[WHAT TO WORK ON]
Every line of the listing below should be written out exactly, minus its pictures.
- Opening Delimiter -
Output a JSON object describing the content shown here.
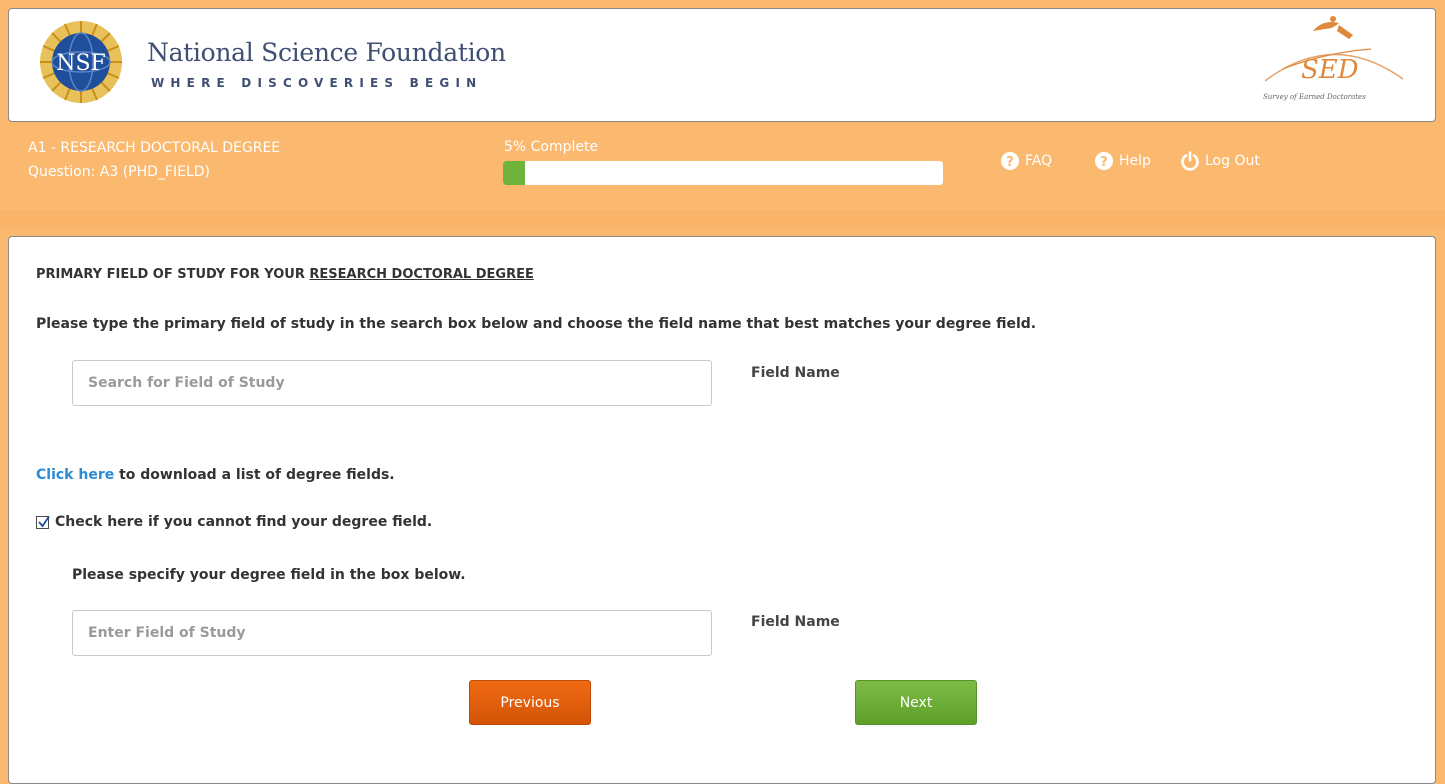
{
  "header": {
    "org_name": "National Science Foundation",
    "tagline": "WHERE DISCOVERIES BEGIN",
    "nsf_logo_text": "NSF",
    "sed_logo_text": "SED",
    "sed_logo_subtext": "Survey of Earned Doctorates"
  },
  "status": {
    "section_title": "A1 - RESEARCH DOCTORAL DEGREE",
    "question_id": "Question: A3 (PHD_FIELD)",
    "progress_label": "5% Complete",
    "progress_fraction": 0.05
  },
  "nav": {
    "faq_label": "FAQ",
    "help_label": "Help",
    "logout_label": "Log Out",
    "faq_icon": "question-circle-icon",
    "help_icon": "question-circle-icon",
    "logout_icon": "power-icon"
  },
  "question": {
    "heading_prefix": "PRIMARY FIELD OF STUDY FOR YOUR ",
    "heading_underlined": "RESEARCH DOCTORAL DEGREE",
    "instruction": "Please type the primary field of study in the search box below and choose the field name that best matches your degree field.",
    "search_placeholder": "Search for Field of Study",
    "search_value": "",
    "field_name_label": "Field Name",
    "download_link": "Click here",
    "download_text": " to download a list of degree fields.",
    "cannot_find_label": "Check here if you cannot find your degree field.",
    "cannot_find_checked": true,
    "specify_text": "Please specify your degree field in the box below.",
    "enter_placeholder": "Enter Field of Study",
    "enter_value": "",
    "field_name_label_2": "Field Name"
  },
  "buttons": {
    "previous": "Previous",
    "next": "Next"
  },
  "colors": {
    "band": "#fbb86f",
    "progress_fill": "#6fb33a",
    "previous_button": "#e35f0d",
    "next_button": "#6aae36",
    "link": "#2a8bd6"
  }
}
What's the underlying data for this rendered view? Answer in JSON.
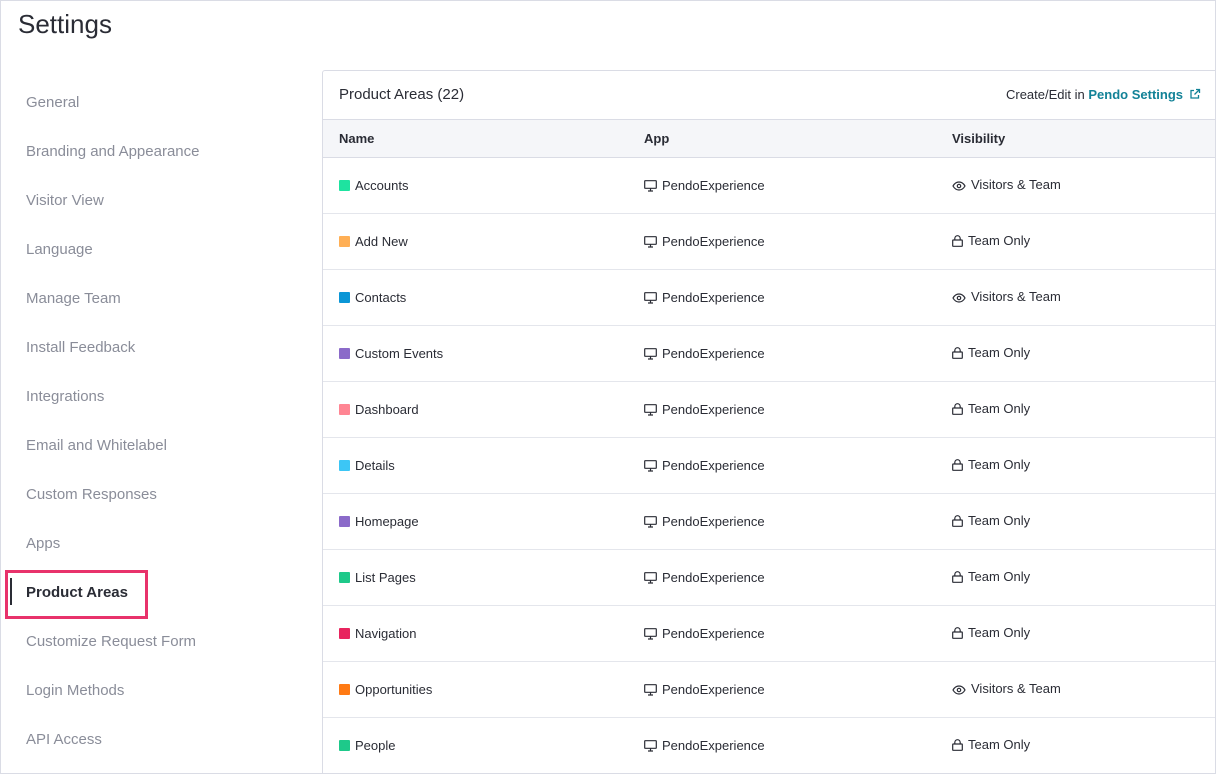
{
  "page": {
    "title": "Settings"
  },
  "sidebar": {
    "items": [
      {
        "label": "General",
        "active": false
      },
      {
        "label": "Branding and Appearance",
        "active": false
      },
      {
        "label": "Visitor View",
        "active": false
      },
      {
        "label": "Language",
        "active": false
      },
      {
        "label": "Manage Team",
        "active": false
      },
      {
        "label": "Install Feedback",
        "active": false
      },
      {
        "label": "Integrations",
        "active": false
      },
      {
        "label": "Email and Whitelabel",
        "active": false
      },
      {
        "label": "Custom Responses",
        "active": false
      },
      {
        "label": "Apps",
        "active": false
      },
      {
        "label": "Product Areas",
        "active": true
      },
      {
        "label": "Customize Request Form",
        "active": false
      },
      {
        "label": "Login Methods",
        "active": false
      },
      {
        "label": "API Access",
        "active": false
      }
    ]
  },
  "panel": {
    "title": "Product Areas (22)",
    "link_prefix": "Create/Edit in",
    "link_label": "Pendo Settings",
    "link_icon": "external-link-icon",
    "accent_color": "#128297"
  },
  "table": {
    "columns": [
      "Name",
      "App",
      "Visibility"
    ],
    "rows": [
      {
        "name": "Accounts",
        "color": "#1ee3a0",
        "app": "PendoExperience",
        "app_icon": "monitor-icon",
        "visibility": "Visitors & Team",
        "vis_icon": "eye-icon"
      },
      {
        "name": "Add New",
        "color": "#ffaf55",
        "app": "PendoExperience",
        "app_icon": "monitor-icon",
        "visibility": "Team Only",
        "vis_icon": "lock-icon"
      },
      {
        "name": "Contacts",
        "color": "#0b96d6",
        "app": "PendoExperience",
        "app_icon": "monitor-icon",
        "visibility": "Visitors & Team",
        "vis_icon": "eye-icon"
      },
      {
        "name": "Custom Events",
        "color": "#8b6ac9",
        "app": "PendoExperience",
        "app_icon": "monitor-icon",
        "visibility": "Team Only",
        "vis_icon": "lock-icon"
      },
      {
        "name": "Dashboard",
        "color": "#ff8593",
        "app": "PendoExperience",
        "app_icon": "monitor-icon",
        "visibility": "Team Only",
        "vis_icon": "lock-icon"
      },
      {
        "name": "Details",
        "color": "#3cc6f5",
        "app": "PendoExperience",
        "app_icon": "monitor-icon",
        "visibility": "Team Only",
        "vis_icon": "lock-icon"
      },
      {
        "name": "Homepage",
        "color": "#8b6ac9",
        "app": "PendoExperience",
        "app_icon": "monitor-icon",
        "visibility": "Team Only",
        "vis_icon": "lock-icon"
      },
      {
        "name": "List Pages",
        "color": "#1ec98a",
        "app": "PendoExperience",
        "app_icon": "monitor-icon",
        "visibility": "Team Only",
        "vis_icon": "lock-icon"
      },
      {
        "name": "Navigation",
        "color": "#e8245e",
        "app": "PendoExperience",
        "app_icon": "monitor-icon",
        "visibility": "Team Only",
        "vis_icon": "lock-icon"
      },
      {
        "name": "Opportunities",
        "color": "#ff7a14",
        "app": "PendoExperience",
        "app_icon": "monitor-icon",
        "visibility": "Visitors & Team",
        "vis_icon": "eye-icon"
      },
      {
        "name": "People",
        "color": "#1ec98a",
        "app": "PendoExperience",
        "app_icon": "monitor-icon",
        "visibility": "Team Only",
        "vis_icon": "lock-icon"
      }
    ]
  }
}
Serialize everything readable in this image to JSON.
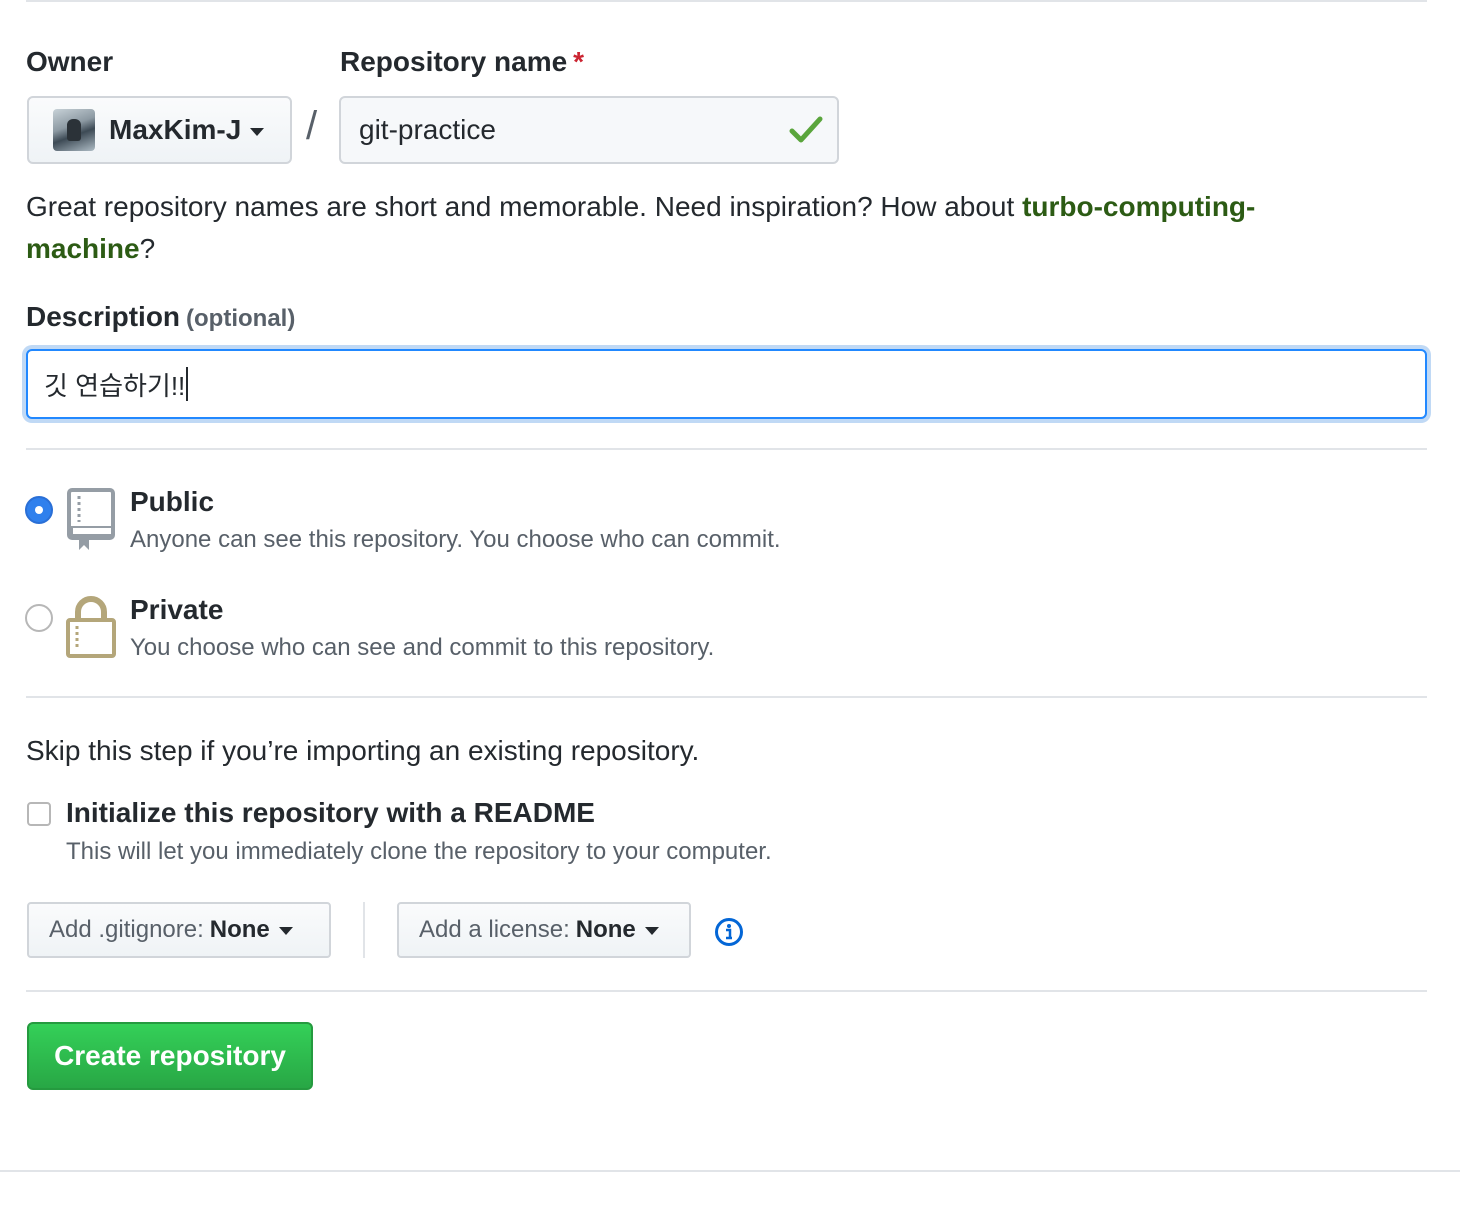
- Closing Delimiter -
[FINAL ANSWER]
Output a JSON object describing the content shown here.
{
  "header": {
    "org_name": "National Science Foundation",
    "tagline": "WHERE DISCOVERIES BEGIN",
    "nsf_logo_text": "NSF",
    "sed_logo_text": "SED",
    "sed_logo_subtext": "Survey of Earned Doctorates"
  },
  "status": {
    "section_title": "A1 - RESEARCH DOCTORAL DEGREE",
    "question_id": "Question: A3 (PHD_FIELD)",
    "progress_label": "5% Complete",
    "progress_fraction": 0.05
  },
  "nav": {
    "faq_label": "FAQ",
    "help_label": "Help",
    "logout_label": "Log Out",
    "faq_icon": "question-circle-icon",
    "help_icon": "question-circle-icon",
    "logout_icon": "power-icon"
  },
  "question": {
    "heading_prefix": "PRIMARY FIELD OF STUDY FOR YOUR ",
    "heading_underlined": "RESEARCH DOCTORAL DEGREE",
    "instruction": "Please type the primary field of study in the search box below and choose the field name that best matches your degree field.",
    "search_placeholder": "Search for Field of Study",
    "search_value": "",
    "field_name_label": "Field Name",
    "download_link": "Click here",
    "download_text": " to download a list of degree fields.",
    "cannot_find_label": "Check here if you cannot find your degree field.",
    "cannot_find_checked": true,
    "specify_text": "Please specify your degree field in the box below.",
    "enter_placeholder": "Enter Field of Study",
    "enter_value": "",
    "field_name_label_2": "Field Name"
  },
  "buttons": {
    "previous": "Previous",
    "next": "Next"
  },
  "colors": {
    "band": "#fbb86f",
    "progress_fill": "#6fb33a",
    "previous_button": "#e35f0d",
    "next_button": "#6aae36",
    "link": "#2a8bd6"
  }
}
What's the underlying data for this rendered view? Answer in JSON.
{
  "page": {
    "title": "Settings"
  },
  "sidebar": {
    "items": [
      {
        "label": "General",
        "active": false
      },
      {
        "label": "Branding and Appearance",
        "active": false
      },
      {
        "label": "Visitor View",
        "active": false
      },
      {
        "label": "Language",
        "active": false
      },
      {
        "label": "Manage Team",
        "active": false
      },
      {
        "label": "Install Feedback",
        "active": false
      },
      {
        "label": "Integrations",
        "active": false
      },
      {
        "label": "Email and Whitelabel",
        "active": false
      },
      {
        "label": "Custom Responses",
        "active": false
      },
      {
        "label": "Apps",
        "active": false
      },
      {
        "label": "Product Areas",
        "active": true
      },
      {
        "label": "Customize Request Form",
        "active": false
      },
      {
        "label": "Login Methods",
        "active": false
      },
      {
        "label": "API Access",
        "active": false
      }
    ]
  },
  "panel": {
    "title": "Product Areas (22)",
    "link_prefix": "Create/Edit in",
    "link_label": "Pendo Settings",
    "link_icon": "external-link-icon",
    "accent_color": "#128297"
  },
  "table": {
    "columns": [
      "Name",
      "App",
      "Visibility"
    ],
    "rows": [
      {
        "name": "Accounts",
        "color": "#1ee3a0",
        "app": "PendoExperience",
        "app_icon": "monitor-icon",
        "visibility": "Visitors & Team",
        "vis_icon": "eye-icon"
      },
      {
        "name": "Add New",
        "color": "#ffaf55",
        "app": "PendoExperience",
        "app_icon": "monitor-icon",
        "visibility": "Team Only",
        "vis_icon": "lock-icon"
      },
      {
        "name": "Contacts",
        "color": "#0b96d6",
        "app": "PendoExperience",
        "app_icon": "monitor-icon",
        "visibility": "Visitors & Team",
        "vis_icon": "eye-icon"
      },
      {
        "name": "Custom Events",
        "color": "#8b6ac9",
        "app": "PendoExperience",
        "app_icon": "monitor-icon",
        "visibility": "Team Only",
        "vis_icon": "lock-icon"
      },
      {
        "name": "Dashboard",
        "color": "#ff8593",
        "app": "PendoExperience",
        "app_icon": "monitor-icon",
        "visibility": "Team Only",
        "vis_icon": "lock-icon"
      },
      {
        "name": "Details",
        "color": "#3cc6f5",
        "app": "PendoExperience",
        "app_icon": "monitor-icon",
        "visibility": "Team Only",
        "vis_icon": "lock-icon"
      },
      {
        "name": "Homepage",
        "color": "#8b6ac9",
        "app": "PendoExperience",
        "app_icon": "monitor-icon",
        "visibility": "Team Only",
        "vis_icon": "lock-icon"
      },
      {
        "name": "List Pages",
        "color": "#1ec98a",
        "app": "PendoExperience",
        "app_icon": "monitor-icon",
        "visibility": "Team Only",
        "vis_icon": "lock-icon"
      },
      {
        "name": "Navigation",
        "color": "#e8245e",
        "app": "PendoExperience",
        "app_icon": "monitor-icon",
        "visibility": "Team Only",
        "vis_icon": "lock-icon"
      },
      {
        "name": "Opportunities",
        "color": "#ff7a14",
        "app": "PendoExperience",
        "app_icon": "monitor-icon",
        "visibility": "Visitors & Team",
        "vis_icon": "eye-icon"
      },
      {
        "name": "People",
        "color": "#1ec98a",
        "app": "PendoExperience",
        "app_icon": "monitor-icon",
        "visibility": "Team Only",
        "vis_icon": "lock-icon"
      }
    ]
  }
}
Serialize everything readable in this image to JSON.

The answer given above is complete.